§ **Directions**
Write the records out once more, exactly as they appear below.

§ **Data extracts**
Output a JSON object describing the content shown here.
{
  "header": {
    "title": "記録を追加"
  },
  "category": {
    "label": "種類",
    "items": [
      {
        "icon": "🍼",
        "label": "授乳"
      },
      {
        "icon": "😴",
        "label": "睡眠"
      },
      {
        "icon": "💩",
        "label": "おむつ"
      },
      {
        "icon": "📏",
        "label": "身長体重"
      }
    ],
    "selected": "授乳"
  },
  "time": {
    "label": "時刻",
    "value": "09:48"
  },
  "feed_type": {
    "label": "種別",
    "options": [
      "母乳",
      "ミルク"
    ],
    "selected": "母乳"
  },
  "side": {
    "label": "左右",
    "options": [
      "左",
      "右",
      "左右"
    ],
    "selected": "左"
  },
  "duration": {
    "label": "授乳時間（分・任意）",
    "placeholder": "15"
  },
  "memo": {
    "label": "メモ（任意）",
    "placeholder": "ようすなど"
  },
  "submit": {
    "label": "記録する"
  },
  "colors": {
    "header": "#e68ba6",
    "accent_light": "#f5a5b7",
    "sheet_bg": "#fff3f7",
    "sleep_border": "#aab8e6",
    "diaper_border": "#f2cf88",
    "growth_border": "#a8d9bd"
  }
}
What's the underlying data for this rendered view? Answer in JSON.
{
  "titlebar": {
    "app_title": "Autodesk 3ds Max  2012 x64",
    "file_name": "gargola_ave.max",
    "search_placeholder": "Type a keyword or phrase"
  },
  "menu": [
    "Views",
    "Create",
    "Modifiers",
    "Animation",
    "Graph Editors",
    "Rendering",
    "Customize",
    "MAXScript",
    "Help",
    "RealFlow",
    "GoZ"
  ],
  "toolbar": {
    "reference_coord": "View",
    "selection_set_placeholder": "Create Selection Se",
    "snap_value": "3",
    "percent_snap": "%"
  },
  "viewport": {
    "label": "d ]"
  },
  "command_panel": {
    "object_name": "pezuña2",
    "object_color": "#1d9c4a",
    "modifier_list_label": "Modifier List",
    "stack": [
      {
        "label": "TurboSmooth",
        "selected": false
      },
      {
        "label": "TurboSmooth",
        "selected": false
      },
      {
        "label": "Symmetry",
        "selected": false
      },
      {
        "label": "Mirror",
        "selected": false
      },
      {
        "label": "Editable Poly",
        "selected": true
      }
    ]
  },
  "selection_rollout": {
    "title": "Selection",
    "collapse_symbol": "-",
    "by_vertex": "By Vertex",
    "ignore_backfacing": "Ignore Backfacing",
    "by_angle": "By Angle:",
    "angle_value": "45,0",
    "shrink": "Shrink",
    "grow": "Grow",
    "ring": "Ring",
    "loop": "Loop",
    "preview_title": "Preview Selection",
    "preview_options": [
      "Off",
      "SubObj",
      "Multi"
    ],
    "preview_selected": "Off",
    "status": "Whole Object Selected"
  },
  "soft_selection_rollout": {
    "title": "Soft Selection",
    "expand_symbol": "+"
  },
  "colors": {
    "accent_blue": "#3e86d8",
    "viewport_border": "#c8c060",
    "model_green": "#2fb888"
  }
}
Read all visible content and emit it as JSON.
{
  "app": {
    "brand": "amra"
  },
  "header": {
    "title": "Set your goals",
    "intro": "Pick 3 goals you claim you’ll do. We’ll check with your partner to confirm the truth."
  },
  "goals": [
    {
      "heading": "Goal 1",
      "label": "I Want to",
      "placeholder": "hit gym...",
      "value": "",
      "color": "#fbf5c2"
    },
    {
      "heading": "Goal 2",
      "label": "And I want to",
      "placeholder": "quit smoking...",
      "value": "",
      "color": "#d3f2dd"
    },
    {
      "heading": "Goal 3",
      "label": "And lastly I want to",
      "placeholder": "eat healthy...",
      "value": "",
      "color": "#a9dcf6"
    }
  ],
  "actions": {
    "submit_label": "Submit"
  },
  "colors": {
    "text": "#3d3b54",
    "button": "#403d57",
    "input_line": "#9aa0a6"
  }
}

§ **Task response**
Output a JSON object describing the content shown here.
{
  "header": {
    "title": "記録を追加"
  },
  "category": {
    "label": "種類",
    "items": [
      {
        "icon": "🍼",
        "label": "授乳"
      },
      {
        "icon": "😴",
        "label": "睡眠"
      },
      {
        "icon": "💩",
        "label": "おむつ"
      },
      {
        "icon": "📏",
        "label": "身長体重"
      }
    ],
    "selected": "授乳"
  },
  "time": {
    "label": "時刻",
    "value": "09:48"
  },
  "feed_type": {
    "label": "種別",
    "options": [
      "母乳",
      "ミルク"
    ],
    "selected": "母乳"
  },
  "side": {
    "label": "左右",
    "options": [
      "左",
      "右",
      "左右"
    ],
    "selected": "左"
  },
  "duration": {
    "label": "授乳時間（分・任意）",
    "placeholder": "15"
  },
  "memo": {
    "label": "メモ（任意）",
    "placeholder": "ようすなど"
  },
  "submit": {
    "label": "記録する"
  },
  "colors": {
    "header": "#e68ba6",
    "accent_light": "#f5a5b7",
    "sheet_bg": "#fff3f7",
    "sleep_border": "#aab8e6",
    "diaper_border": "#f2cf88",
    "growth_border": "#a8d9bd"
  }
}
What's the underlying data for this rendered view? Answer in JSON.
{
  "titlebar": {
    "app_title": "Autodesk 3ds Max  2012 x64",
    "file_name": "gargola_ave.max",
    "search_placeholder": "Type a keyword or phrase"
  },
  "menu": [
    "Views",
    "Create",
    "Modifiers",
    "Animation",
    "Graph Editors",
    "Rendering",
    "Customize",
    "MAXScript",
    "Help",
    "RealFlow",
    "GoZ"
  ],
  "toolbar": {
    "reference_coord": "View",
    "selection_set_placeholder": "Create Selection Se",
    "snap_value": "3",
    "percent_snap": "%"
  },
  "viewport": {
    "label": "d ]"
  },
  "command_panel": {
    "object_name": "pezuña2",
    "object_color": "#1d9c4a",
    "modifier_list_label": "Modifier List",
    "stack": [
      {
        "label": "TurboSmooth",
        "selected": false
      },
      {
        "label": "TurboSmooth",
        "selected": false
      },
      {
        "label": "Symmetry",
        "selected": false
      },
      {
        "label": "Mirror",
        "selected": false
      },
      {
        "label": "Editable Poly",
        "selected": true
      }
    ]
  },
  "selection_rollout": {
    "title": "Selection",
    "collapse_symbol": "-",
    "by_vertex": "By Vertex",
    "ignore_backfacing": "Ignore Backfacing",
    "by_angle": "By Angle:",
    "angle_value": "45,0",
    "shrink": "Shrink",
    "grow": "Grow",
    "ring": "Ring",
    "loop": "Loop",
    "preview_title": "Preview Selection",
    "preview_options": [
      "Off",
      "SubObj",
      "Multi"
    ],
    "preview_selected": "Off",
    "status": "Whole Object Selected"
  },
  "soft_selection_rollout": {
    "title": "Soft Selection",
    "expand_symbol": "+"
  },
  "colors": {
    "accent_blue": "#3e86d8",
    "viewport_border": "#c8c060",
    "model_green": "#2fb888"
  }
}
Read all visible content and emit it as JSON.
{
  "app": {
    "brand": "amra"
  },
  "header": {
    "title": "Set your goals",
    "intro": "Pick 3 goals you claim you’ll do. We’ll check with your partner to confirm the truth."
  },
  "goals": [
    {
      "heading": "Goal 1",
      "label": "I Want to",
      "placeholder": "hit gym...",
      "value": "",
      "color": "#fbf5c2"
    },
    {
      "heading": "Goal 2",
      "label": "And I want to",
      "placeholder": "quit smoking...",
      "value": "",
      "color": "#d3f2dd"
    },
    {
      "heading": "Goal 3",
      "label": "And lastly I want to",
      "placeholder": "eat healthy...",
      "value": "",
      "color": "#a9dcf6"
    }
  ],
  "actions": {
    "submit_label": "Submit"
  },
  "colors": {
    "text": "#3d3b54",
    "button": "#403d57",
    "input_line": "#9aa0a6"
  }
}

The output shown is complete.